━━━━━ Supplied records

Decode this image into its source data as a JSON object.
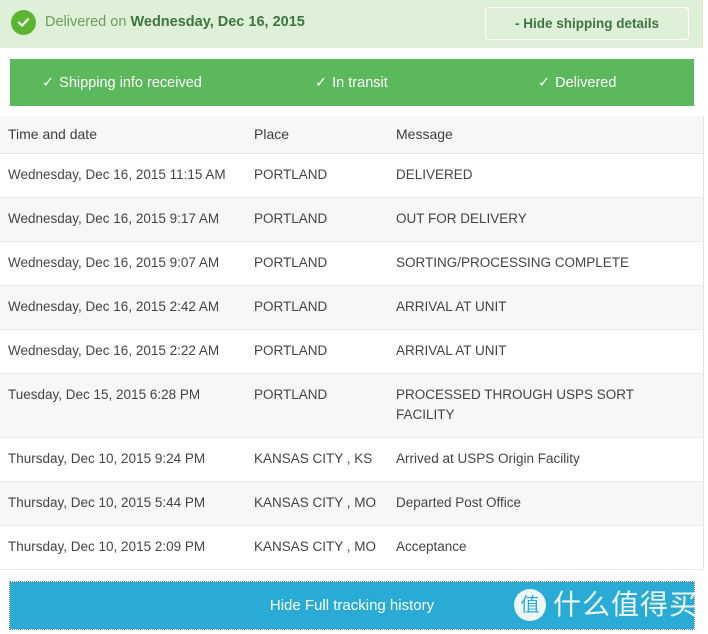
{
  "header": {
    "status_prefix": "Delivered on",
    "status_date": "Wednesday, Dec 16, 2015",
    "check_icon": "check-circle-icon",
    "hide_details_label": "- Hide shipping details"
  },
  "progress": {
    "steps": [
      {
        "label": "Shipping info received",
        "tick": "✓",
        "complete": true
      },
      {
        "label": "In transit",
        "tick": "✓",
        "complete": true
      },
      {
        "label": "Delivered",
        "tick": "✓",
        "complete": true
      }
    ]
  },
  "table": {
    "columns": [
      "Time and date",
      "Place",
      "Message"
    ],
    "rows": [
      {
        "time": "Wednesday, Dec 16, 2015 11:15 AM",
        "place": "PORTLAND",
        "message": "DELIVERED"
      },
      {
        "time": "Wednesday, Dec 16, 2015 9:17 AM",
        "place": "PORTLAND",
        "message": "OUT FOR DELIVERY"
      },
      {
        "time": "Wednesday, Dec 16, 2015 9:07 AM",
        "place": "PORTLAND",
        "message": "SORTING/PROCESSING COMPLETE"
      },
      {
        "time": "Wednesday, Dec 16, 2015 2:42 AM",
        "place": "PORTLAND",
        "message": "ARRIVAL AT UNIT"
      },
      {
        "time": "Wednesday, Dec 16, 2015 2:22 AM",
        "place": "PORTLAND",
        "message": "ARRIVAL AT UNIT"
      },
      {
        "time": "Tuesday, Dec 15, 2015 6:28 PM",
        "place": "PORTLAND",
        "message": "PROCESSED THROUGH USPS SORT FACILITY"
      },
      {
        "time": "Thursday, Dec 10, 2015 9:24 PM",
        "place": "KANSAS CITY , KS",
        "message": "Arrived at USPS Origin Facility"
      },
      {
        "time": "Thursday, Dec 10, 2015 5:44 PM",
        "place": "KANSAS CITY , MO",
        "message": "Departed Post Office"
      },
      {
        "time": "Thursday, Dec 10, 2015 2:09 PM",
        "place": "KANSAS CITY , MO",
        "message": "Acceptance"
      }
    ]
  },
  "footer": {
    "hide_history_label": "Hide Full tracking history",
    "watermark_logo": "值",
    "watermark_text": "什么值得买"
  },
  "colors": {
    "header_bg": "#dff0d8",
    "header_text": "#3c763d",
    "progress_green": "#5cb85c",
    "check_green": "#5cb531",
    "footer_blue": "#29abd6",
    "row_alt_bg": "#f7f7f7"
  }
}
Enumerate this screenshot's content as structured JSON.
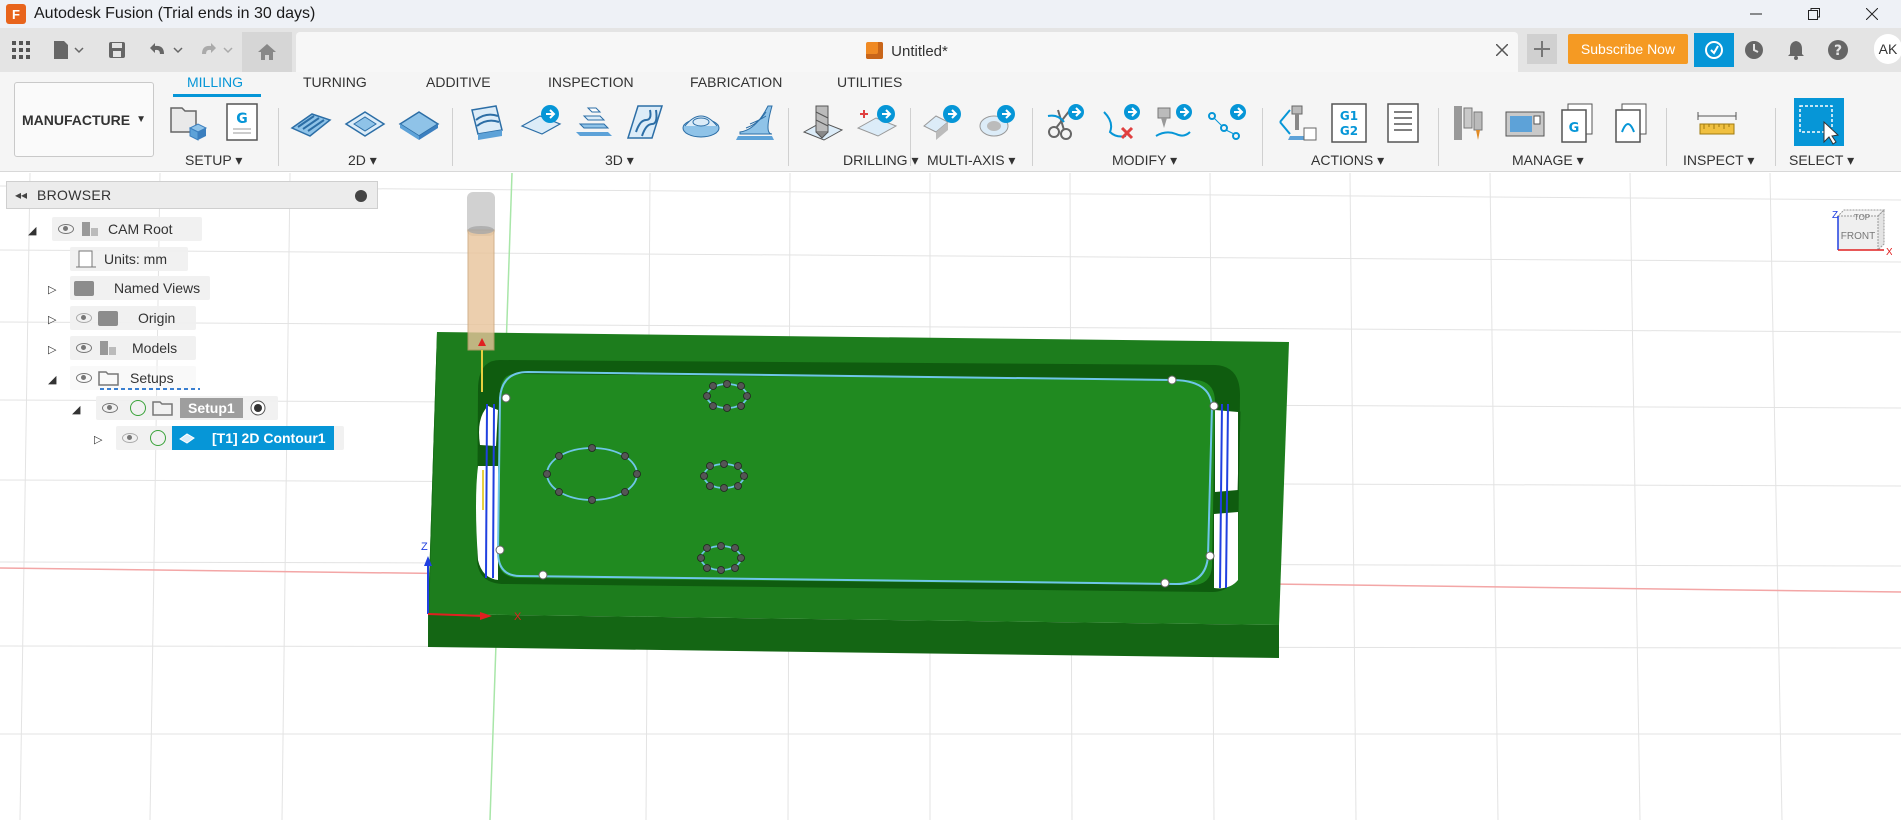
{
  "titlebar": {
    "title": "Autodesk Fusion (Trial ends in 30 days)",
    "logo_letter": "F"
  },
  "document_tab": {
    "title": "Untitled*"
  },
  "quickbar": {
    "subscribe_label": "Subscribe Now",
    "avatar_initials": "AK"
  },
  "ribbon": {
    "workspace": "MANUFACTURE",
    "tabs": [
      {
        "label": "MILLING"
      },
      {
        "label": "TURNING"
      },
      {
        "label": "ADDITIVE"
      },
      {
        "label": "INSPECTION"
      },
      {
        "label": "FABRICATION"
      },
      {
        "label": "UTILITIES"
      }
    ],
    "groups": [
      {
        "label": "SETUP ▾"
      },
      {
        "label": "2D ▾"
      },
      {
        "label": "3D ▾"
      },
      {
        "label": "DRILLING ▾"
      },
      {
        "label": "MULTI-AXIS ▾"
      },
      {
        "label": "MODIFY ▾"
      },
      {
        "label": "ACTIONS ▾"
      },
      {
        "label": "MANAGE ▾"
      },
      {
        "label": "INSPECT ▾"
      },
      {
        "label": "SELECT ▾"
      }
    ],
    "gcode_label_1": "G1",
    "gcode_label_2": "G2",
    "g_label": "G"
  },
  "browser": {
    "title": "BROWSER",
    "items": [
      {
        "label": "CAM Root"
      },
      {
        "label": "Units: mm"
      },
      {
        "label": "Named Views"
      },
      {
        "label": "Origin"
      },
      {
        "label": "Models"
      },
      {
        "label": "Setups"
      },
      {
        "label": "Setup1"
      },
      {
        "label": "[T1] 2D Contour1"
      }
    ]
  },
  "viewcube": {
    "top_label": "TOP",
    "front_label": "FRONT",
    "z_label": "Z",
    "x_label": "X"
  },
  "axis_triad": {
    "z_label": "Z",
    "x_label": "X"
  },
  "colors": {
    "accent": "#0696d7",
    "stock_green": "#1a7a1a",
    "subscribe": "#f59a23"
  }
}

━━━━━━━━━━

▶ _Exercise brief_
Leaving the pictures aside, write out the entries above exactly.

▶ _Solution_
Decode this image into its source data as a JSON object.
{
  "header": {
    "status_prefix": "Delivered on",
    "status_date": "Wednesday, Dec 16, 2015",
    "check_icon": "check-circle-icon",
    "hide_details_label": "- Hide shipping details"
  },
  "progress": {
    "steps": [
      {
        "label": "Shipping info received",
        "tick": "✓",
        "complete": true
      },
      {
        "label": "In transit",
        "tick": "✓",
        "complete": true
      },
      {
        "label": "Delivered",
        "tick": "✓",
        "complete": true
      }
    ]
  },
  "table": {
    "columns": [
      "Time and date",
      "Place",
      "Message"
    ],
    "rows": [
      {
        "time": "Wednesday, Dec 16, 2015 11:15 AM",
        "place": "PORTLAND",
        "message": "DELIVERED"
      },
      {
        "time": "Wednesday, Dec 16, 2015 9:17 AM",
        "place": "PORTLAND",
        "message": "OUT FOR DELIVERY"
      },
      {
        "time": "Wednesday, Dec 16, 2015 9:07 AM",
        "place": "PORTLAND",
        "message": "SORTING/PROCESSING COMPLETE"
      },
      {
        "time": "Wednesday, Dec 16, 2015 2:42 AM",
        "place": "PORTLAND",
        "message": "ARRIVAL AT UNIT"
      },
      {
        "time": "Wednesday, Dec 16, 2015 2:22 AM",
        "place": "PORTLAND",
        "message": "ARRIVAL AT UNIT"
      },
      {
        "time": "Tuesday, Dec 15, 2015 6:28 PM",
        "place": "PORTLAND",
        "message": "PROCESSED THROUGH USPS SORT FACILITY"
      },
      {
        "time": "Thursday, Dec 10, 2015 9:24 PM",
        "place": "KANSAS CITY , KS",
        "message": "Arrived at USPS Origin Facility"
      },
      {
        "time": "Thursday, Dec 10, 2015 5:44 PM",
        "place": "KANSAS CITY , MO",
        "message": "Departed Post Office"
      },
      {
        "time": "Thursday, Dec 10, 2015 2:09 PM",
        "place": "KANSAS CITY , MO",
        "message": "Acceptance"
      }
    ]
  },
  "footer": {
    "hide_history_label": "Hide Full tracking history",
    "watermark_logo": "值",
    "watermark_text": "什么值得买"
  },
  "colors": {
    "header_bg": "#dff0d8",
    "header_text": "#3c763d",
    "progress_green": "#5cb85c",
    "check_green": "#5cb531",
    "footer_blue": "#29abd6",
    "row_alt_bg": "#f7f7f7"
  }
}
Enumerate this screenshot's content as structured JSON.
{
  "titlebar": {
    "title": "Autodesk Fusion (Trial ends in 30 days)",
    "logo_letter": "F"
  },
  "document_tab": {
    "title": "Untitled*"
  },
  "quickbar": {
    "subscribe_label": "Subscribe Now",
    "avatar_initials": "AK"
  },
  "ribbon": {
    "workspace": "MANUFACTURE",
    "tabs": [
      {
        "label": "MILLING"
      },
      {
        "label": "TURNING"
      },
      {
        "label": "ADDITIVE"
      },
      {
        "label": "INSPECTION"
      },
      {
        "label": "FABRICATION"
      },
      {
        "label": "UTILITIES"
      }
    ],
    "groups": [
      {
        "label": "SETUP ▾"
      },
      {
        "label": "2D ▾"
      },
      {
        "label": "3D ▾"
      },
      {
        "label": "DRILLING ▾"
      },
      {
        "label": "MULTI-AXIS ▾"
      },
      {
        "label": "MODIFY ▾"
      },
      {
        "label": "ACTIONS ▾"
      },
      {
        "label": "MANAGE ▾"
      },
      {
        "label": "INSPECT ▾"
      },
      {
        "label": "SELECT ▾"
      }
    ],
    "gcode_label_1": "G1",
    "gcode_label_2": "G2",
    "g_label": "G"
  },
  "browser": {
    "title": "BROWSER",
    "items": [
      {
        "label": "CAM Root"
      },
      {
        "label": "Units: mm"
      },
      {
        "label": "Named Views"
      },
      {
        "label": "Origin"
      },
      {
        "label": "Models"
      },
      {
        "label": "Setups"
      },
      {
        "label": "Setup1"
      },
      {
        "label": "[T1] 2D Contour1"
      }
    ]
  },
  "viewcube": {
    "top_label": "TOP",
    "front_label": "FRONT",
    "z_label": "Z",
    "x_label": "X"
  },
  "axis_triad": {
    "z_label": "Z",
    "x_label": "X"
  },
  "colors": {
    "accent": "#0696d7",
    "stock_green": "#1a7a1a",
    "subscribe": "#f59a23"
  }
}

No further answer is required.